_Problem_. Scan the listing for the word "watermark" and report every line that contains it.
====== Recorded information
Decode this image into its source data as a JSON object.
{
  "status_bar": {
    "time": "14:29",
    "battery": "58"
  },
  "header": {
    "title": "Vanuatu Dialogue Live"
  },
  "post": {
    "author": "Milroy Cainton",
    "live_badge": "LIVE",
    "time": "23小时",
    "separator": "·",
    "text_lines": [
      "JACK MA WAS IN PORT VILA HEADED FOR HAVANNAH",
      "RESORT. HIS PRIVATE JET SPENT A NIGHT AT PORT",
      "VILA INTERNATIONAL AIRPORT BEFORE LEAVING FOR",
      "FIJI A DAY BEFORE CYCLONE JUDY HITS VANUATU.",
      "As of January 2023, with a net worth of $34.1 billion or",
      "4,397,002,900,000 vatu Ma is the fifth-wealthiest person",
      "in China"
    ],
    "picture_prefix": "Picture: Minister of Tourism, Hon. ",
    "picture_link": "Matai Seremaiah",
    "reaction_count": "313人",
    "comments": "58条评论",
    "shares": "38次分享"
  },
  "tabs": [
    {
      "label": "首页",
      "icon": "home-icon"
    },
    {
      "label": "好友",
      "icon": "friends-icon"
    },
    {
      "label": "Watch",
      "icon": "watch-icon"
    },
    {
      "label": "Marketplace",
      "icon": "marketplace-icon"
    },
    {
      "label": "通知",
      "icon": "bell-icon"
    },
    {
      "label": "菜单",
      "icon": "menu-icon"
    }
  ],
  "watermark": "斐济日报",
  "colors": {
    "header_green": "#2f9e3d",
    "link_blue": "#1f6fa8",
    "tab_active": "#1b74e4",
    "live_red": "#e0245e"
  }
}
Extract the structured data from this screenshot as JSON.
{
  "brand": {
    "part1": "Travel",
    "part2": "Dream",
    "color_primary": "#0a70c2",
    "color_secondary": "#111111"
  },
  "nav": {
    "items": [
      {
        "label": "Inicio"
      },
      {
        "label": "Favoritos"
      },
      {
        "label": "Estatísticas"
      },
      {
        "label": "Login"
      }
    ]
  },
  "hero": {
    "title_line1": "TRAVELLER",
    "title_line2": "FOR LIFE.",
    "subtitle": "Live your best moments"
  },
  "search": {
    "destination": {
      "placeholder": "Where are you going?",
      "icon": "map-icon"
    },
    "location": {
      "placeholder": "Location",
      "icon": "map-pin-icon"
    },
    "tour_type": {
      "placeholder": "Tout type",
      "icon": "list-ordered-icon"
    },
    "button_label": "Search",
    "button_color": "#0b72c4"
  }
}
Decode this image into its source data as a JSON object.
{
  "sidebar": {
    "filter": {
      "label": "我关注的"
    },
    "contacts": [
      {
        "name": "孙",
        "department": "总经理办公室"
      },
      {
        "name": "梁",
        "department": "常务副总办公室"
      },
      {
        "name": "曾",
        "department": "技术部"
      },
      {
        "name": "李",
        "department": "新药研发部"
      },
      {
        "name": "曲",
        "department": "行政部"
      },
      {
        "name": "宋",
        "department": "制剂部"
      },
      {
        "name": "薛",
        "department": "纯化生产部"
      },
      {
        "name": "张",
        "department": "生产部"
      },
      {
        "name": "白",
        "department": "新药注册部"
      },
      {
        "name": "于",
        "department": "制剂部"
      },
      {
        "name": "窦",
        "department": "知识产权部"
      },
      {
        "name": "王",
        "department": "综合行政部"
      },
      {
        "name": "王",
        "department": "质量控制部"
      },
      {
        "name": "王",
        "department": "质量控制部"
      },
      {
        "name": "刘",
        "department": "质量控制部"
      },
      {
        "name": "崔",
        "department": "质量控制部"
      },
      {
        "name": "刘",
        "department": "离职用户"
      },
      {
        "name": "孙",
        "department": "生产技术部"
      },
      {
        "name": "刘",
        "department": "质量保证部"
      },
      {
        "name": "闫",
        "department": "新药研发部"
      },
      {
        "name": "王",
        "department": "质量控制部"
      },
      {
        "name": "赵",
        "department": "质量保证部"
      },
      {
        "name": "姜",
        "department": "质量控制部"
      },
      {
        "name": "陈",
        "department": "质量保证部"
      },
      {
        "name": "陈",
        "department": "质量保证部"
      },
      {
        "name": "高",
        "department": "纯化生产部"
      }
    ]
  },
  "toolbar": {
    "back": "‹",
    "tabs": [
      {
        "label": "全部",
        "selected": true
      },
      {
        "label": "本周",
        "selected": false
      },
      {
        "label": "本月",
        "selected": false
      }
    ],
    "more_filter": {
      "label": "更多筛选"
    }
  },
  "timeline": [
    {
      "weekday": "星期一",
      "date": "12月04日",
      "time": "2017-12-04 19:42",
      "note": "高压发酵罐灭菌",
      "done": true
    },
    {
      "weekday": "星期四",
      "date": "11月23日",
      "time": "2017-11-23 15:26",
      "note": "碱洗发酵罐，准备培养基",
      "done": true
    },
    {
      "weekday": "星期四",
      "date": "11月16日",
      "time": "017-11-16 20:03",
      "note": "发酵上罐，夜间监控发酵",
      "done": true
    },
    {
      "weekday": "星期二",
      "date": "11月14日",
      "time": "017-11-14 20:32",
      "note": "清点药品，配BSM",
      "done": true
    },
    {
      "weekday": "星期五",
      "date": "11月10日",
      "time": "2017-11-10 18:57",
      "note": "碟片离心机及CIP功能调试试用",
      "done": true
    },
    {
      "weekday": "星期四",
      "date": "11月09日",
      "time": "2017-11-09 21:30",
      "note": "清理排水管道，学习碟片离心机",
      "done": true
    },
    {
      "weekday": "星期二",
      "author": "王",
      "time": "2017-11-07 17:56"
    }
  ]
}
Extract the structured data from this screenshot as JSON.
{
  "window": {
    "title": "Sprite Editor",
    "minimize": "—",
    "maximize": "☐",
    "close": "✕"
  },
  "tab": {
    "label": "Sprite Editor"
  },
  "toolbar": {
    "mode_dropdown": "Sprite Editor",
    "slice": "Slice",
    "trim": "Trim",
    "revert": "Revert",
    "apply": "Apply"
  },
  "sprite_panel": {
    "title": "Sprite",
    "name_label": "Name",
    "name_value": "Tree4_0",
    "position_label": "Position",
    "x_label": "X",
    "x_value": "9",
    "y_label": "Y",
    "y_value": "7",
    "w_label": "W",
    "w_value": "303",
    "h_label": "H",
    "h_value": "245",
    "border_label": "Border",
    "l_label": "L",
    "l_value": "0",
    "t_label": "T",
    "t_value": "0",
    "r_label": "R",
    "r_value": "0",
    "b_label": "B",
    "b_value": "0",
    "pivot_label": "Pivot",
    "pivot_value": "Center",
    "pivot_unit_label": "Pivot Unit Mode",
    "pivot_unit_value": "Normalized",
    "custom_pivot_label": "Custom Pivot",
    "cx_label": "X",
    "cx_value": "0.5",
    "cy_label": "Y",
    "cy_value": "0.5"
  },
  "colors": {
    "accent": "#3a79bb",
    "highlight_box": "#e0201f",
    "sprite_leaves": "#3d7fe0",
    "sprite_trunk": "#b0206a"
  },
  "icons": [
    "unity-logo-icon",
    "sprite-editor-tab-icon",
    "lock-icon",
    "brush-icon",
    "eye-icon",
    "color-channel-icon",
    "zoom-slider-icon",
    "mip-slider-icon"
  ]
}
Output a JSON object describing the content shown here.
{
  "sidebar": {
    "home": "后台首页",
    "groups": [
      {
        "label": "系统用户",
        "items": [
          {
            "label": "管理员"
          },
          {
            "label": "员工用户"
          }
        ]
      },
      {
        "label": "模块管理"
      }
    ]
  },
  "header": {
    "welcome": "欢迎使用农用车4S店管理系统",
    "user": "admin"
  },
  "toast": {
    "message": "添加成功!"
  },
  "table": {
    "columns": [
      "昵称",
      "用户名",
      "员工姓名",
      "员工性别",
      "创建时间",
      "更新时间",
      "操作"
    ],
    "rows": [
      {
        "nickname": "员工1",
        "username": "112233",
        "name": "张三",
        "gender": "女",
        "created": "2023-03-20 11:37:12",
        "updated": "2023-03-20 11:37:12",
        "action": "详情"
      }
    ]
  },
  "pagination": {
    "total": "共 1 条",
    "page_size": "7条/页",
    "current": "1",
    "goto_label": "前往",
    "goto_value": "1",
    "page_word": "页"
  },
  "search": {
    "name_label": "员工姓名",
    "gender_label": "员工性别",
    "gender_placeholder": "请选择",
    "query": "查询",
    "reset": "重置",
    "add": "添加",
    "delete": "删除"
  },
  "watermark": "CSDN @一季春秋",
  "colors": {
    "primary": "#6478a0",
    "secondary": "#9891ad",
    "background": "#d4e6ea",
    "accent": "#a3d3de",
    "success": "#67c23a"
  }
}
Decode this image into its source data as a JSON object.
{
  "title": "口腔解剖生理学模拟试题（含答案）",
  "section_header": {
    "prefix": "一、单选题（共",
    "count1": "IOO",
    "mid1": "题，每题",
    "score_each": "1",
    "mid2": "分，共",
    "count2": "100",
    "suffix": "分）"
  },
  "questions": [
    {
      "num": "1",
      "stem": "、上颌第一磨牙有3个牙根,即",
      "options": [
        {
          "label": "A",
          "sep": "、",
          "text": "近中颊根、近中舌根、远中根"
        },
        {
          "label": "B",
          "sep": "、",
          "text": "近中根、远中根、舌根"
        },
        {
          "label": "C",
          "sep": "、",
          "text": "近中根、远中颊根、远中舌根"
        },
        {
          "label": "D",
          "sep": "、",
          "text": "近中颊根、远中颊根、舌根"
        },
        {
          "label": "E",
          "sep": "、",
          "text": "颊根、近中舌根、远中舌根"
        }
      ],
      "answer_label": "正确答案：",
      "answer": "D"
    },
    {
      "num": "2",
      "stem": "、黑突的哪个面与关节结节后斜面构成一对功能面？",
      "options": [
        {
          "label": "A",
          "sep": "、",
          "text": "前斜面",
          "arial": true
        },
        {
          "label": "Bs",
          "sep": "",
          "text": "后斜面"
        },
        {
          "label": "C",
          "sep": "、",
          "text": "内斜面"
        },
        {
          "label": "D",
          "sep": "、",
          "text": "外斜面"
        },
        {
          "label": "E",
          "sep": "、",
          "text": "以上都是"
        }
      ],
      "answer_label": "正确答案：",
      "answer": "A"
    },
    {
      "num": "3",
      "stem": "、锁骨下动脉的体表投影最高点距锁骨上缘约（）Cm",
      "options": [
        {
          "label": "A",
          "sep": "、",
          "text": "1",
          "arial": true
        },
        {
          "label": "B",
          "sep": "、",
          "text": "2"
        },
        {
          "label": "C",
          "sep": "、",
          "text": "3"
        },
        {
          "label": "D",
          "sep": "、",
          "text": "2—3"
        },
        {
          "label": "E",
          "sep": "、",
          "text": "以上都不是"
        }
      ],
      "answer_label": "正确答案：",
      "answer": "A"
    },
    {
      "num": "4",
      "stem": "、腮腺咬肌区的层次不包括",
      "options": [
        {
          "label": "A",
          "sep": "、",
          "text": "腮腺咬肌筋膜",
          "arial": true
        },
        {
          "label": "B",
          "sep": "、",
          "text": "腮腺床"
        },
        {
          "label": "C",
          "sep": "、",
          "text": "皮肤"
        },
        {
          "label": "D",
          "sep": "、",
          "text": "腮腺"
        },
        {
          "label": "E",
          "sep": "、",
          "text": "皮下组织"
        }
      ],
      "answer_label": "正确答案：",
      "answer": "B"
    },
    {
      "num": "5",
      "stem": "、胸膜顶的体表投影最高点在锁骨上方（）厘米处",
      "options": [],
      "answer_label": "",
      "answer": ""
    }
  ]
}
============
_Expected answer_.
  "watermark": "斐济日报",
  "watermark": "CSDN @一季春秋",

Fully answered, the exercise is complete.